▶ Task goal
Copy every line of the data that contains the string "mati".

▶ Entries shown

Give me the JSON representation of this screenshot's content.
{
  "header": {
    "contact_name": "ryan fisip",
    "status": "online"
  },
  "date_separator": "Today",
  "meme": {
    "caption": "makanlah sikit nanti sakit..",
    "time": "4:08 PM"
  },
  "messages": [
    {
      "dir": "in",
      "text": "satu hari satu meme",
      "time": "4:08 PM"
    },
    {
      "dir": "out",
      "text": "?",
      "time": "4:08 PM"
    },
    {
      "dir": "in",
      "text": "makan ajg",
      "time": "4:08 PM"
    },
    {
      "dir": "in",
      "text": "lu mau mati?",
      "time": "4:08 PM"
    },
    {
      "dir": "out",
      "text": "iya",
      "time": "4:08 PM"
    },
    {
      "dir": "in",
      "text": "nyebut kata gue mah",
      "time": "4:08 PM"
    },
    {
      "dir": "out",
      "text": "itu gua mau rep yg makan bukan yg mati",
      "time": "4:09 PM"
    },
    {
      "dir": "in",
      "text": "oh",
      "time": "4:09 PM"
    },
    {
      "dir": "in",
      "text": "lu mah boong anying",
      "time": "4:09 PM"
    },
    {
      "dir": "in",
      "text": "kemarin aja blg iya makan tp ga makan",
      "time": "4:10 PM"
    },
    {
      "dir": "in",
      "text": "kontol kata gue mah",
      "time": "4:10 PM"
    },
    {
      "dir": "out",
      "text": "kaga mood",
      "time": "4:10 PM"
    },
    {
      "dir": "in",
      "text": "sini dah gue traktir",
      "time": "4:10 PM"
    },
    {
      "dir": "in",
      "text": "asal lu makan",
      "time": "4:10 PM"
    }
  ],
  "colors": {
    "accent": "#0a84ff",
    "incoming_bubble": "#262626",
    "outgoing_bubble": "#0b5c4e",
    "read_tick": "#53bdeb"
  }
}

▶ Result for this exercise
      "text": "lu mau mati?",
      "text": "itu gua mau rep yg makan bukan yg mati",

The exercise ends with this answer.